=== INPUT ===
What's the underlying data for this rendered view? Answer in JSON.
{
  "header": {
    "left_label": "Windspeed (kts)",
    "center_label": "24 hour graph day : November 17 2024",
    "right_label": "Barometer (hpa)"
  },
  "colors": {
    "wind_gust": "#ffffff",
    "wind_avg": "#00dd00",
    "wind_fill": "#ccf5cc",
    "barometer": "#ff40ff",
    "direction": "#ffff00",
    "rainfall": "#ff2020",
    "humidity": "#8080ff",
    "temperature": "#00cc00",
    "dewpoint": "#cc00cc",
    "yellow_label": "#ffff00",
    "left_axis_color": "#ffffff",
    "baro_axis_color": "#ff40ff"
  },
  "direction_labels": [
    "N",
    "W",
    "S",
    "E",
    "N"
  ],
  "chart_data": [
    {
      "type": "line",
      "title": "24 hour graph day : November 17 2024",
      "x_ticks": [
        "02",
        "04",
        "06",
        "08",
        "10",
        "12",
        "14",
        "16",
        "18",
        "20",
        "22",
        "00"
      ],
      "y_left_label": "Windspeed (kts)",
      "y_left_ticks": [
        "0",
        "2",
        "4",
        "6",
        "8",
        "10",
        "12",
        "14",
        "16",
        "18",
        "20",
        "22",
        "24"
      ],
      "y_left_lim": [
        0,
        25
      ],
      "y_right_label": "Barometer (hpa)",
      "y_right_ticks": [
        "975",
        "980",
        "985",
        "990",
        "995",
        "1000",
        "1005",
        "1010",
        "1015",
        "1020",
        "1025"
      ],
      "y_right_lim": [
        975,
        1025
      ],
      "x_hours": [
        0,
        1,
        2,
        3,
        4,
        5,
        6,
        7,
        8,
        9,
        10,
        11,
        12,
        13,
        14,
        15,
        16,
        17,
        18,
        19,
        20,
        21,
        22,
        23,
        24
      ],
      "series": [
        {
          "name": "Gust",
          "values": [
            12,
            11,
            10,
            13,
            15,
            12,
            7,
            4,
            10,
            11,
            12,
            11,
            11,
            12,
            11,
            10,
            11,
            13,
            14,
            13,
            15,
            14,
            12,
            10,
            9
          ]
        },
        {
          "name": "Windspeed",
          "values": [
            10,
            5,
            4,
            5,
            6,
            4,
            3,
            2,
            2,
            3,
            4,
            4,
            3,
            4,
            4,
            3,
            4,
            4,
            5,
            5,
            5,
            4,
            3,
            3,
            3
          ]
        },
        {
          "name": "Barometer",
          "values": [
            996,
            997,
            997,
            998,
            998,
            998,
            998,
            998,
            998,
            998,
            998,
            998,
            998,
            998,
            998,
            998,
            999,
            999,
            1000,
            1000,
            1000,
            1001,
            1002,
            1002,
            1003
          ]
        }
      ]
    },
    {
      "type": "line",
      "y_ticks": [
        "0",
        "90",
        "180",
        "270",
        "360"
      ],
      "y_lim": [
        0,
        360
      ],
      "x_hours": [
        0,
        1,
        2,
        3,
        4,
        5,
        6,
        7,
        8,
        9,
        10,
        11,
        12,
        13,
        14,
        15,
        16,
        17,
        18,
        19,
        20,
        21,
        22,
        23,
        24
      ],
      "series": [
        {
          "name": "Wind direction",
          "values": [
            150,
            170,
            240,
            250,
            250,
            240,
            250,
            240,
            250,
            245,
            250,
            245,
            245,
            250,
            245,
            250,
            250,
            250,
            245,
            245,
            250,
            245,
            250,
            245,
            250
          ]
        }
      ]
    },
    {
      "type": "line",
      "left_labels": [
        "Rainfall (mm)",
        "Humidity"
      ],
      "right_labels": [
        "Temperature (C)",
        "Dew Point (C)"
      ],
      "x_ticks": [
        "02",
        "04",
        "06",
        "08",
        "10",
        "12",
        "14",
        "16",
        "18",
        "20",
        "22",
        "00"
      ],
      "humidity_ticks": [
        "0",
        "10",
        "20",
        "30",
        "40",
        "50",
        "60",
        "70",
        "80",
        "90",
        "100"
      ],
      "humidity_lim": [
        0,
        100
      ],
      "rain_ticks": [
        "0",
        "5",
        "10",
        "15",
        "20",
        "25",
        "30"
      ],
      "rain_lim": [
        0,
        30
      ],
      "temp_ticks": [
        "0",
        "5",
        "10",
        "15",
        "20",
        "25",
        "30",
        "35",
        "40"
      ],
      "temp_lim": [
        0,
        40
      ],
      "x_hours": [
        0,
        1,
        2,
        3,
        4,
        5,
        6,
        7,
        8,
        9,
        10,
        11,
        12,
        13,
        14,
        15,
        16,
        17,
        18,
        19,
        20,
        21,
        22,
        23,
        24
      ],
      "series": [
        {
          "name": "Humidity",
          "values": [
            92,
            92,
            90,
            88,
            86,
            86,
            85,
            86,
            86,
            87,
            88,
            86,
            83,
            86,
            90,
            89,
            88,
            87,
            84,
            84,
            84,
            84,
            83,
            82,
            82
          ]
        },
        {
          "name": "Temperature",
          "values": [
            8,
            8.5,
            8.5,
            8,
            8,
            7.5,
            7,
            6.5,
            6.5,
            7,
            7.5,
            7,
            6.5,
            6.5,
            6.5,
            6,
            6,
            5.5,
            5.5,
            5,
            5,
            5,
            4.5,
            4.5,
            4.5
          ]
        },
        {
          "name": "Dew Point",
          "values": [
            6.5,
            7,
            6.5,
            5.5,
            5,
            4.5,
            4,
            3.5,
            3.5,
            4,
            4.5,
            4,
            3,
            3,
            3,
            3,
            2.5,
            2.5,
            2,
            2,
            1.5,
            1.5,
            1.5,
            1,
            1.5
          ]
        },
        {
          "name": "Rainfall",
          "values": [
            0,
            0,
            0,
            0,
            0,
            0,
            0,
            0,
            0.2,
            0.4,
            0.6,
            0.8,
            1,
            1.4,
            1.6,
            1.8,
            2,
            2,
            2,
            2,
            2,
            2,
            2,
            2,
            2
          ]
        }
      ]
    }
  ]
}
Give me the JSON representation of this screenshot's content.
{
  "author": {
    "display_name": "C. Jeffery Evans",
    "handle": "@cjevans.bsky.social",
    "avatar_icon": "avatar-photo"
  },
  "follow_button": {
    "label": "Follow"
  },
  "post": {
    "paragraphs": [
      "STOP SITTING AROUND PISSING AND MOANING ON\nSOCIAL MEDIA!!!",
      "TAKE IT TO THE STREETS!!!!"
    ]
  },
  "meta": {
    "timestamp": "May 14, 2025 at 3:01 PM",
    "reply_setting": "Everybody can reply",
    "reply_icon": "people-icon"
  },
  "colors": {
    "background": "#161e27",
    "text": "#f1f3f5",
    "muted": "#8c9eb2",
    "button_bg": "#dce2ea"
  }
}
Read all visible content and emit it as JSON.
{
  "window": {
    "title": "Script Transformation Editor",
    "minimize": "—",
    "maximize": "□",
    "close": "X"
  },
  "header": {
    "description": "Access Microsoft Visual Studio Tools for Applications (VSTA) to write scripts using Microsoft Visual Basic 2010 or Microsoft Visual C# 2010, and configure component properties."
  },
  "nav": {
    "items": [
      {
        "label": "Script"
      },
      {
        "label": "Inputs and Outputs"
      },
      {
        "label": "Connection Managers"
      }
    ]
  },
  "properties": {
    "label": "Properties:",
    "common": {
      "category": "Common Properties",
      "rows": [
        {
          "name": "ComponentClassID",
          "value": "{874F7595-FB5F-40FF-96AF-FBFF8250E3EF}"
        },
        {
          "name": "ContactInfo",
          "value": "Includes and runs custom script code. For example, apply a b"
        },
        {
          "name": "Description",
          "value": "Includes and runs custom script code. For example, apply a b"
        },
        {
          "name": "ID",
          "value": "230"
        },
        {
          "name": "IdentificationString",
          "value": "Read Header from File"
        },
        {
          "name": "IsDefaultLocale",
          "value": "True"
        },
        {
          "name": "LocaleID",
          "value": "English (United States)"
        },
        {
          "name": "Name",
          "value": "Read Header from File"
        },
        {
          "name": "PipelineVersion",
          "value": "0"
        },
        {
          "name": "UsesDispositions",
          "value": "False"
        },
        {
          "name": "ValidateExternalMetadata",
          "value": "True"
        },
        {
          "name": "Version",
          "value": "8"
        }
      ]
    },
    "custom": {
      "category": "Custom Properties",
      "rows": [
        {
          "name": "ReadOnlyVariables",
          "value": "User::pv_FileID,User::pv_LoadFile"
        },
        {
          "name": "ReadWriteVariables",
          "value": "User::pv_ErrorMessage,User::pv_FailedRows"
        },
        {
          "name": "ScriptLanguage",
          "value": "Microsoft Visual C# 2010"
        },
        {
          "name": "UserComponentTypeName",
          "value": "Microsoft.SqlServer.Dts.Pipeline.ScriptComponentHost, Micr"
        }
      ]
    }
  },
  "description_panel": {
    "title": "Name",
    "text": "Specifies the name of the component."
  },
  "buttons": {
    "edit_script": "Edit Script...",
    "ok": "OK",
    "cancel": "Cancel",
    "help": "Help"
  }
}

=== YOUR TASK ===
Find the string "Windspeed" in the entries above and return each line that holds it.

=== TASK RESULT ===
    "left_label": "Windspeed (kts)",
      "y_left_label": "Windspeed (kts)",
          "name": "Windspeed",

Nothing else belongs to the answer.